EXERCISE:
Below are some entries. Copy each line that holds the string "created".

:: MATERIAL FOR THE TASK ::

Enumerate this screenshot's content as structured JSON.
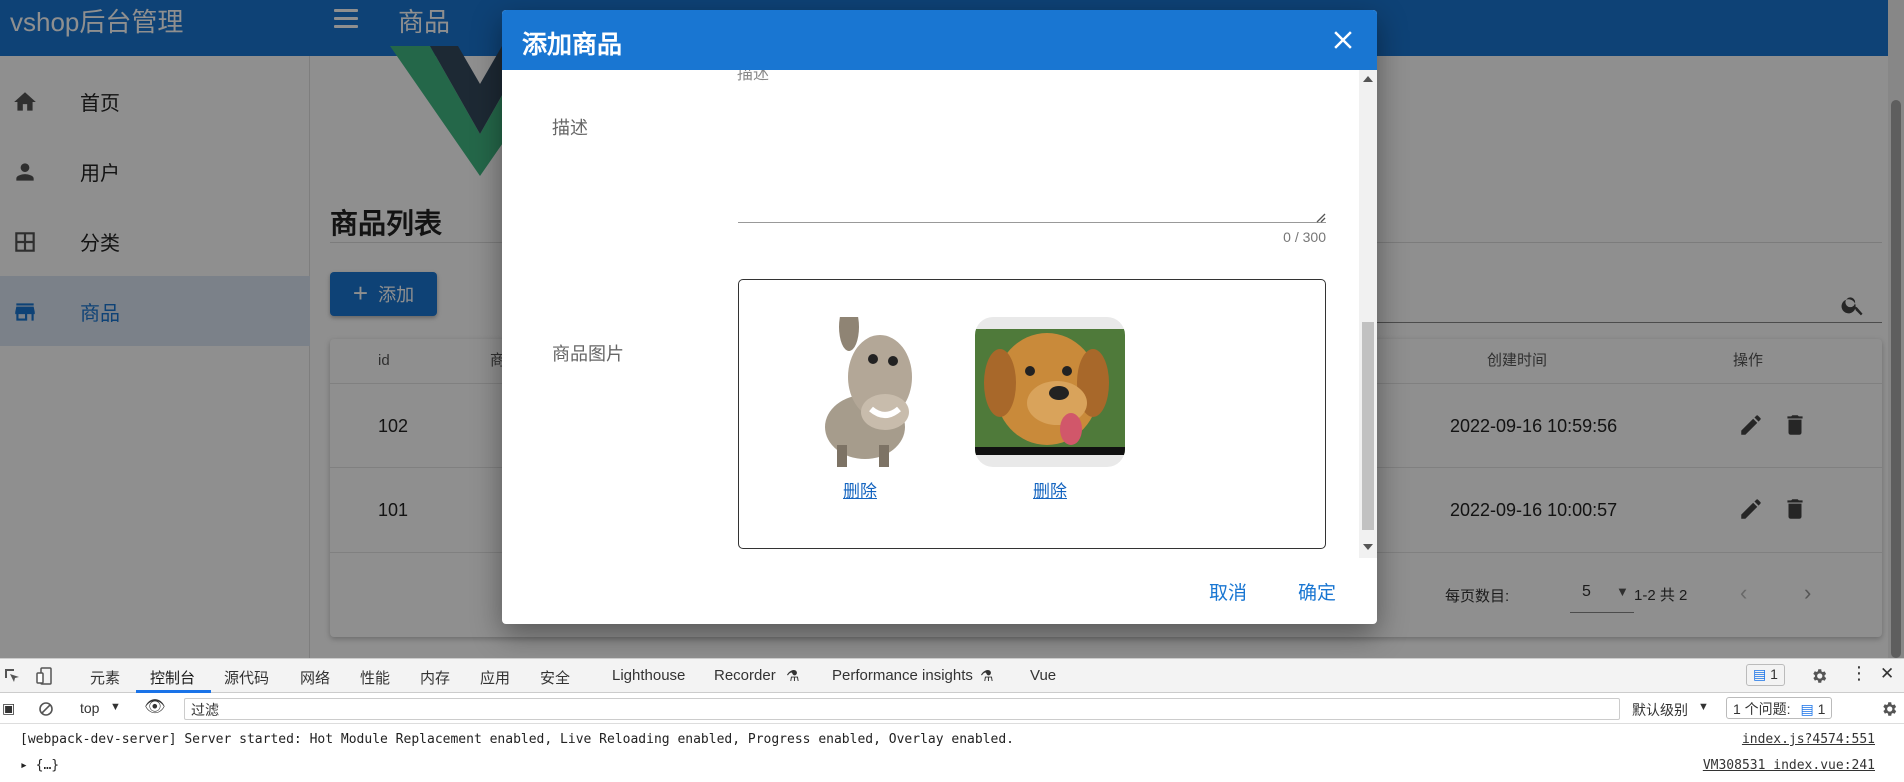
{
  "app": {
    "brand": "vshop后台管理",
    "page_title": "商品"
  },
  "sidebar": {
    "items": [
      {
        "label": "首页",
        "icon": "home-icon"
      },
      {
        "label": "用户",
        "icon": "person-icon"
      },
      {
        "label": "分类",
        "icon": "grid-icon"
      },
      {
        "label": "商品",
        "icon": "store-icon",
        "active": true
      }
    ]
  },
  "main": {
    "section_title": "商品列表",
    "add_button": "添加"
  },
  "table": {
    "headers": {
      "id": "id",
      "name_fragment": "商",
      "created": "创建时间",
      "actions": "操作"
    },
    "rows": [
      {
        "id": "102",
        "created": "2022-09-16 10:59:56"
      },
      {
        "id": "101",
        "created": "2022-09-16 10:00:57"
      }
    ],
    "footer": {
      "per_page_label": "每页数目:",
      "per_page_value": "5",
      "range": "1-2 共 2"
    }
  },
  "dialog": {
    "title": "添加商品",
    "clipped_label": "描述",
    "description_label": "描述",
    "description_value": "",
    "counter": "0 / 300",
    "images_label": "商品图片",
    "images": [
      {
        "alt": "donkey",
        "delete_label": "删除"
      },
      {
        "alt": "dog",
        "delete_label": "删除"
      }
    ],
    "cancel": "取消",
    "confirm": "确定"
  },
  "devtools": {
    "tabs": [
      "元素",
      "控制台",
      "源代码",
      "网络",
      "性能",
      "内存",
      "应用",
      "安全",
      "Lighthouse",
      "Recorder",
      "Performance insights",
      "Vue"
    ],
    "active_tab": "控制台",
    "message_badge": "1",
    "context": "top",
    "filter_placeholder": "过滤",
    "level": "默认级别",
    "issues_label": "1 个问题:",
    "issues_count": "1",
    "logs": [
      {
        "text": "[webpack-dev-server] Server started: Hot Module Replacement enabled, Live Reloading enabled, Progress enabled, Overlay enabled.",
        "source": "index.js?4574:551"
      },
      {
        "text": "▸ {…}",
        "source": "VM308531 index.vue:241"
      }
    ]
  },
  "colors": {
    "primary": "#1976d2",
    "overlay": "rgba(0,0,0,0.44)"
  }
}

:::

REPLY:
      "created": "创建时间",
        "created": "2022-09-16 10:59:56"
        "created": "2022-09-16 10:00:57"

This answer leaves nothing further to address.